## AVAILABLE DATA
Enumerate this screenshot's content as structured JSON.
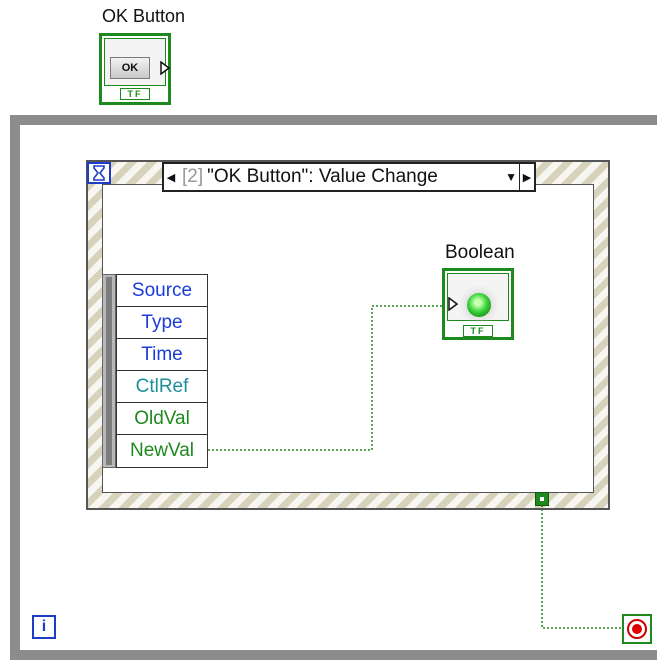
{
  "ok_button": {
    "label": "OK Button",
    "button_text": "OK",
    "type_tag": "TF"
  },
  "event_structure": {
    "case_index": "[2]",
    "case_name": "\"OK Button\": Value Change",
    "timeout_icon": "hourglass-icon",
    "event_data": [
      {
        "label": "Source",
        "color": "#1a3cd8"
      },
      {
        "label": "Type",
        "color": "#1a3cd8"
      },
      {
        "label": "Time",
        "color": "#1a3cd8"
      },
      {
        "label": "CtlRef",
        "color": "#1c8f9a"
      },
      {
        "label": "OldVal",
        "color": "#1e8a1e"
      },
      {
        "label": "NewVal",
        "color": "#1e8a1e"
      }
    ]
  },
  "boolean_indicator": {
    "label": "Boolean",
    "type_tag": "TF"
  },
  "while_loop": {
    "iteration_label": "i",
    "stop_icon": "stop-icon"
  },
  "colors": {
    "boolean_wire": "#1e8a1e",
    "loop_border": "#8c8c8c",
    "iteration_blue": "#1e3cc8"
  }
}
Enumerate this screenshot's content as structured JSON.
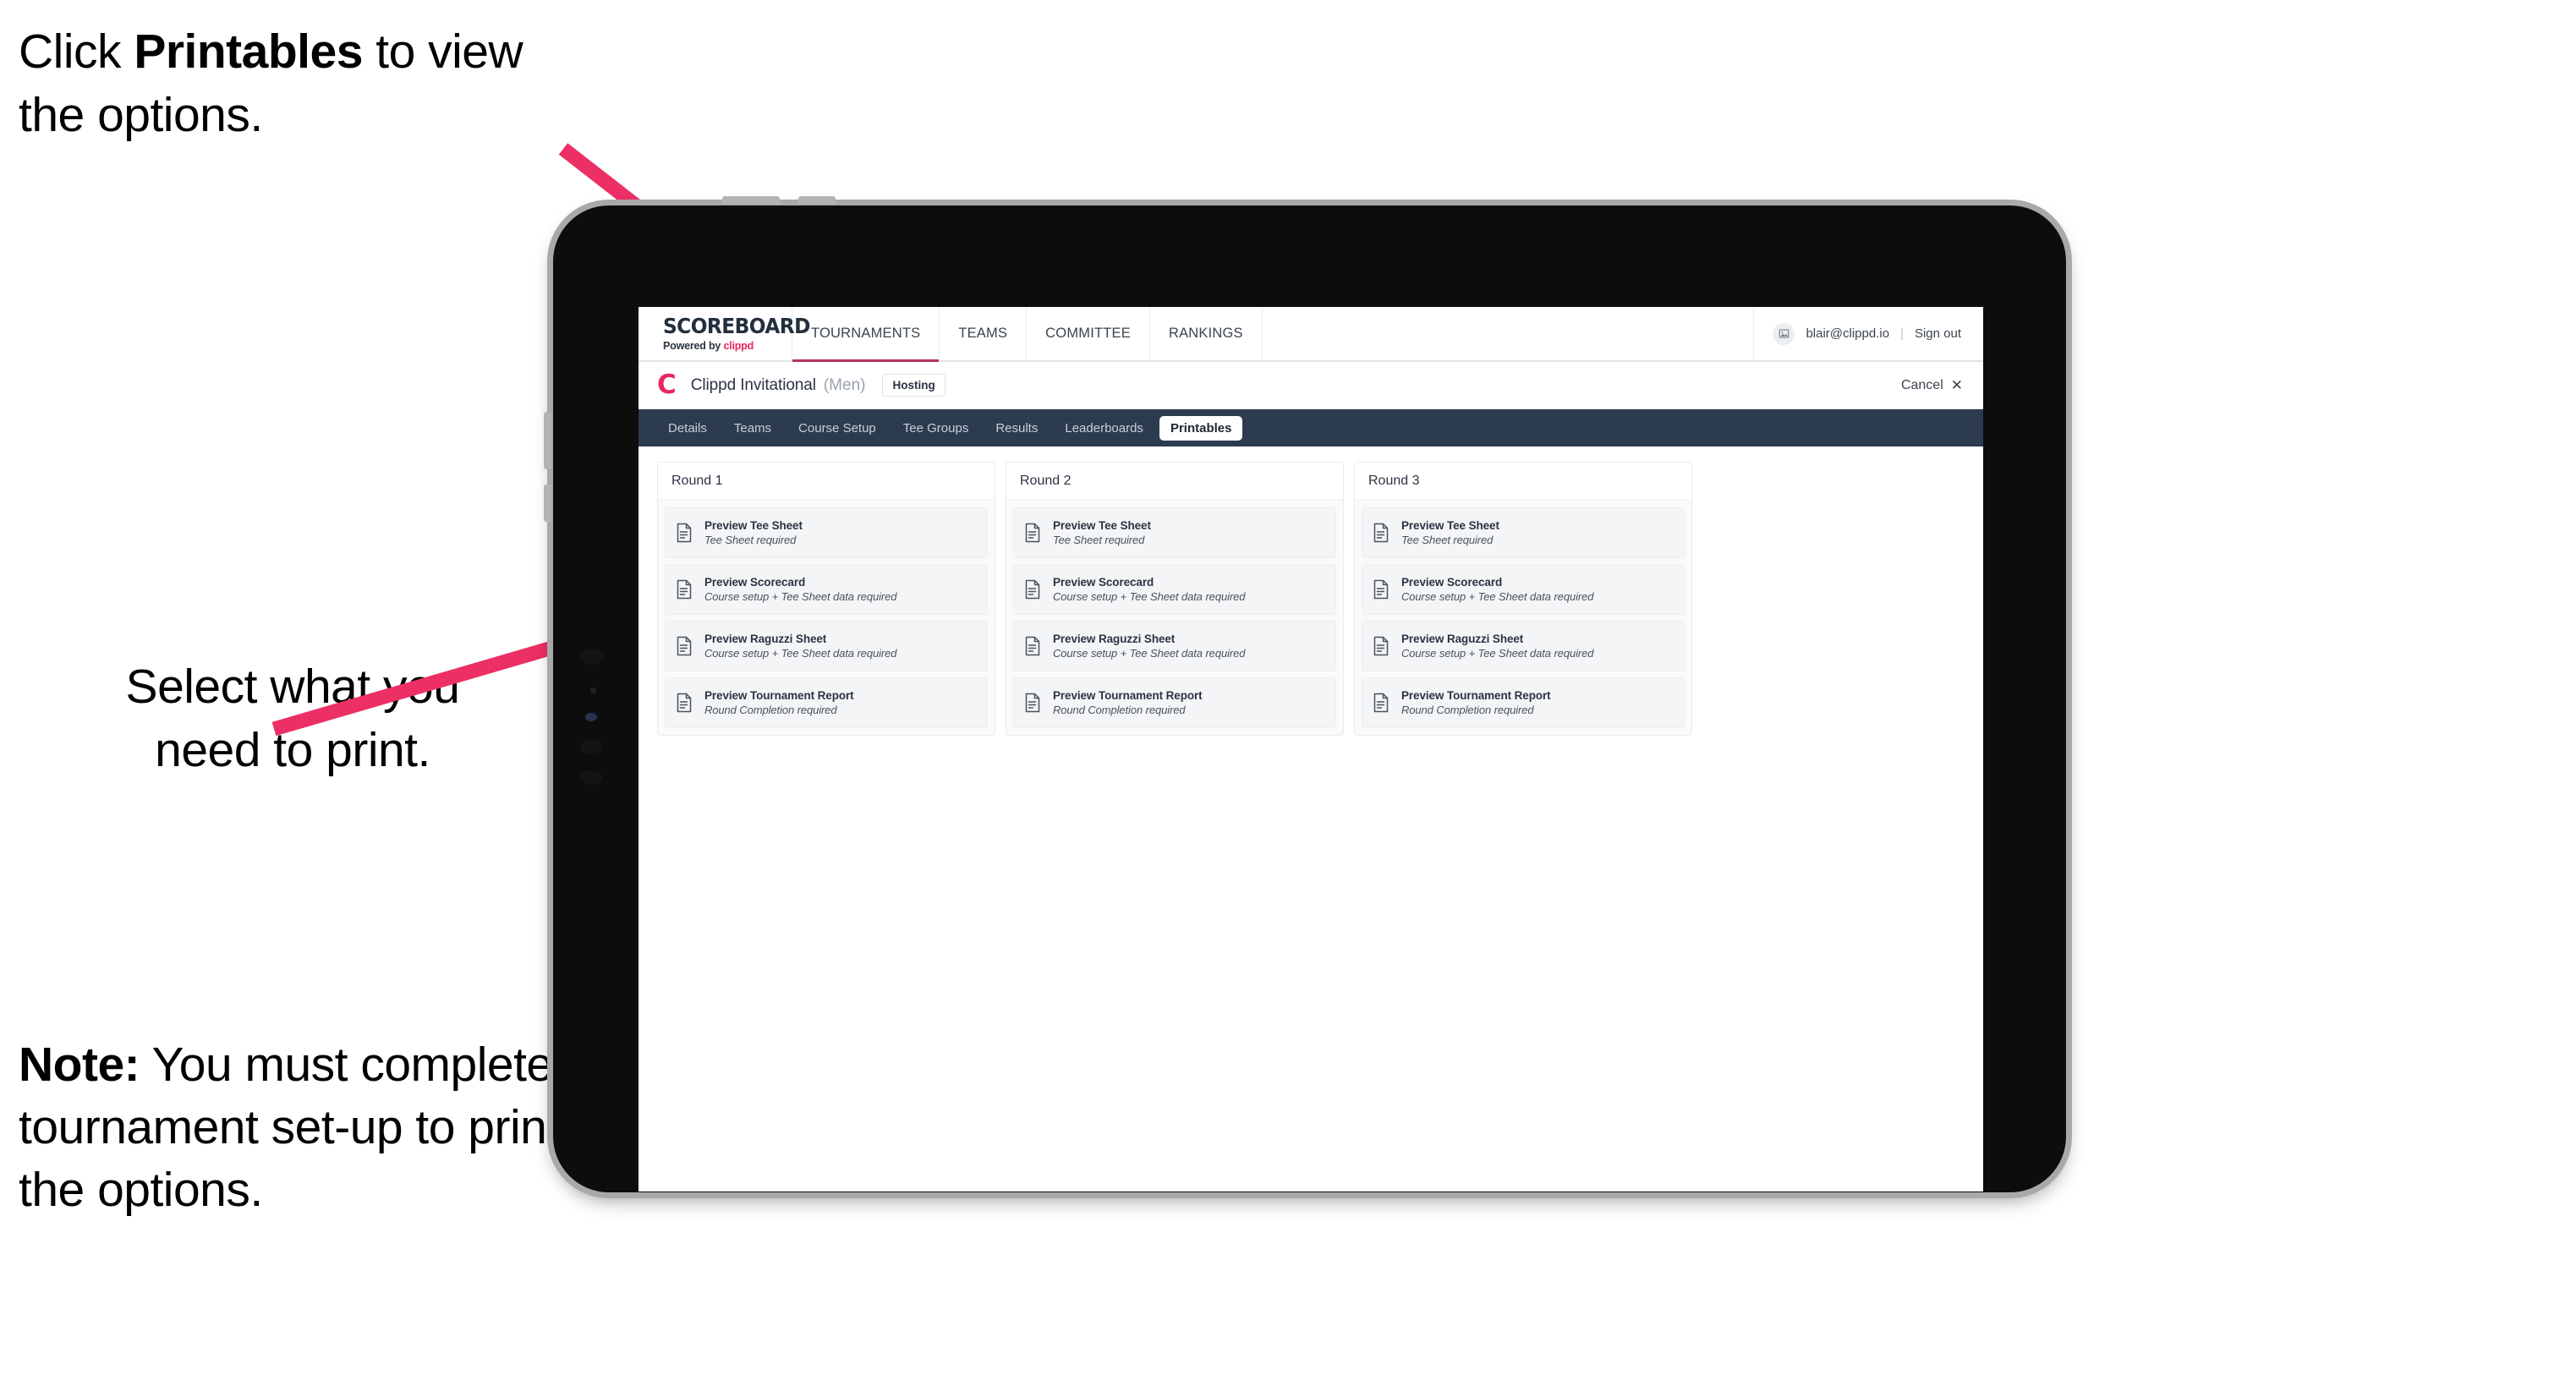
{
  "annotations": {
    "click_printables": {
      "pre": "Click ",
      "bold": "Printables",
      "post": " to view the options."
    },
    "select_print": "Select what you\nneed to print.",
    "note": {
      "bold": "Note:",
      "post": " You must complete the tournament set-up to print all the options."
    }
  },
  "colors": {
    "arrow_pink": "#ec2f64",
    "accent_pink": "#e8275b",
    "tabstrip_navy": "#2d3b50",
    "bezel_black": "#0d0d0d",
    "bezel_metal": "#a9a9a9"
  },
  "app": {
    "brand": {
      "title": "SCOREBOARD",
      "powered_by_prefix": "Powered by ",
      "powered_by_brand": "clippd"
    },
    "topnav": [
      {
        "label": "TOURNAMENTS",
        "active": true
      },
      {
        "label": "TEAMS",
        "active": false
      },
      {
        "label": "COMMITTEE",
        "active": false
      },
      {
        "label": "RANKINGS",
        "active": false
      }
    ],
    "account": {
      "avatar_icon": "user-image-icon",
      "email": "blair@clippd.io",
      "divider": "|",
      "sign_out": "Sign out"
    },
    "title_row": {
      "logo_mark": "C",
      "tournament_name": "Clippd Invitational",
      "gender": "(Men)",
      "role_chip": "Hosting",
      "cancel_label": "Cancel",
      "cancel_icon": "close-x-icon"
    },
    "tabs": [
      {
        "label": "Details",
        "active": false
      },
      {
        "label": "Teams",
        "active": false
      },
      {
        "label": "Course Setup",
        "active": false
      },
      {
        "label": "Tee Groups",
        "active": false
      },
      {
        "label": "Results",
        "active": false
      },
      {
        "label": "Leaderboards",
        "active": false
      },
      {
        "label": "Printables",
        "active": true
      }
    ],
    "rounds": [
      {
        "header": "Round 1",
        "items": [
          {
            "title": "Preview Tee Sheet",
            "sub": "Tee Sheet required",
            "icon": "document-icon"
          },
          {
            "title": "Preview Scorecard",
            "sub": "Course setup + Tee Sheet data required",
            "icon": "document-icon"
          },
          {
            "title": "Preview Raguzzi Sheet",
            "sub": "Course setup + Tee Sheet data required",
            "icon": "document-icon"
          },
          {
            "title": "Preview Tournament Report",
            "sub": "Round Completion required",
            "icon": "document-icon"
          }
        ]
      },
      {
        "header": "Round 2",
        "items": [
          {
            "title": "Preview Tee Sheet",
            "sub": "Tee Sheet required",
            "icon": "document-icon"
          },
          {
            "title": "Preview Scorecard",
            "sub": "Course setup + Tee Sheet data required",
            "icon": "document-icon"
          },
          {
            "title": "Preview Raguzzi Sheet",
            "sub": "Course setup + Tee Sheet data required",
            "icon": "document-icon"
          },
          {
            "title": "Preview Tournament Report",
            "sub": "Round Completion required",
            "icon": "document-icon"
          }
        ]
      },
      {
        "header": "Round 3",
        "items": [
          {
            "title": "Preview Tee Sheet",
            "sub": "Tee Sheet required",
            "icon": "document-icon"
          },
          {
            "title": "Preview Scorecard",
            "sub": "Course setup + Tee Sheet data required",
            "icon": "document-icon"
          },
          {
            "title": "Preview Raguzzi Sheet",
            "sub": "Course setup + Tee Sheet data required",
            "icon": "document-icon"
          },
          {
            "title": "Preview Tournament Report",
            "sub": "Round Completion required",
            "icon": "document-icon"
          }
        ]
      }
    ]
  }
}
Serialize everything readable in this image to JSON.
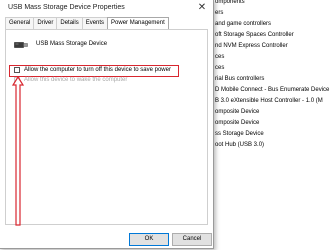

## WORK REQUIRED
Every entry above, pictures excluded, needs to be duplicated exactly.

## RESPONSE TO THE EXERCISE
Enumerate this screenshot's content as structured JSON.
{
  "ok_button": {
    "label": "OK Button",
    "button_text": "OK",
    "type_tag": "TF"
  },
  "event_structure": {
    "case_index": "[2]",
    "case_name": "\"OK Button\": Value Change",
    "timeout_icon": "hourglass-icon",
    "event_data": [
      {
        "label": "Source",
        "color": "#1a3cd8"
      },
      {
        "label": "Type",
        "color": "#1a3cd8"
      },
      {
        "label": "Time",
        "color": "#1a3cd8"
      },
      {
        "label": "CtlRef",
        "color": "#1c8f9a"
      },
      {
        "label": "OldVal",
        "color": "#1e8a1e"
      },
      {
        "label": "NewVal",
        "color": "#1e8a1e"
      }
    ]
  },
  "boolean_indicator": {
    "label": "Boolean",
    "type_tag": "TF"
  },
  "while_loop": {
    "iteration_label": "i",
    "stop_icon": "stop-icon"
  },
  "colors": {
    "boolean_wire": "#1e8a1e",
    "loop_border": "#8c8c8c",
    "iteration_blue": "#1e3cc8"
  }
}
Enumerate this screenshot's content as structured JSON.
{
  "annotations": {
    "click_printables": {
      "pre": "Click ",
      "bold": "Printables",
      "post": " to view the options."
    },
    "select_print": "Select what you\nneed to print.",
    "note": {
      "bold": "Note:",
      "post": " You must complete the tournament set-up to print all the options."
    }
  },
  "colors": {
    "arrow_pink": "#ec2f64",
    "accent_pink": "#e8275b",
    "tabstrip_navy": "#2d3b50",
    "bezel_black": "#0d0d0d",
    "bezel_metal": "#a9a9a9"
  },
  "app": {
    "brand": {
      "title": "SCOREBOARD",
      "powered_by_prefix": "Powered by ",
      "powered_by_brand": "clippd"
    },
    "topnav": [
      {
        "label": "TOURNAMENTS",
        "active": true
      },
      {
        "label": "TEAMS",
        "active": false
      },
      {
        "label": "COMMITTEE",
        "active": false
      },
      {
        "label": "RANKINGS",
        "active": false
      }
    ],
    "account": {
      "avatar_icon": "user-image-icon",
      "email": "blair@clippd.io",
      "divider": "|",
      "sign_out": "Sign out"
    },
    "title_row": {
      "logo_mark": "C",
      "tournament_name": "Clippd Invitational",
      "gender": "(Men)",
      "role_chip": "Hosting",
      "cancel_label": "Cancel",
      "cancel_icon": "close-x-icon"
    },
    "tabs": [
      {
        "label": "Details",
        "active": false
      },
      {
        "label": "Teams",
        "active": false
      },
      {
        "label": "Course Setup",
        "active": false
      },
      {
        "label": "Tee Groups",
        "active": false
      },
      {
        "label": "Results",
        "active": false
      },
      {
        "label": "Leaderboards",
        "active": false
      },
      {
        "label": "Printables",
        "active": true
      }
    ],
    "rounds": [
      {
        "header": "Round 1",
        "items": [
          {
            "title": "Preview Tee Sheet",
            "sub": "Tee Sheet required",
            "icon": "document-icon"
          },
          {
            "title": "Preview Scorecard",
            "sub": "Course setup + Tee Sheet data required",
            "icon": "document-icon"
          },
          {
            "title": "Preview Raguzzi Sheet",
            "sub": "Course setup + Tee Sheet data required",
            "icon": "document-icon"
          },
          {
            "title": "Preview Tournament Report",
            "sub": "Round Completion required",
            "icon": "document-icon"
          }
        ]
      },
      {
        "header": "Round 2",
        "items": [
          {
            "title": "Preview Tee Sheet",
            "sub": "Tee Sheet required",
            "icon": "document-icon"
          },
          {
            "title": "Preview Scorecard",
            "sub": "Course setup + Tee Sheet data required",
            "icon": "document-icon"
          },
          {
            "title": "Preview Raguzzi Sheet",
            "sub": "Course setup + Tee Sheet data required",
            "icon": "document-icon"
          },
          {
            "title": "Preview Tournament Report",
            "sub": "Round Completion required",
            "icon": "document-icon"
          }
        ]
      },
      {
        "header": "Round 3",
        "items": [
          {
            "title": "Preview Tee Sheet",
            "sub": "Tee Sheet required",
            "icon": "document-icon"
          },
          {
            "title": "Preview Scorecard",
            "sub": "Course setup + Tee Sheet data required",
            "icon": "document-icon"
          },
          {
            "title": "Preview Raguzzi Sheet",
            "sub": "Course setup + Tee Sheet data required",
            "icon": "document-icon"
          },
          {
            "title": "Preview Tournament Report",
            "sub": "Round Completion required",
            "icon": "document-icon"
          }
        ]
      }
    ]
  }
}
Serialize everything readable in this image to JSON.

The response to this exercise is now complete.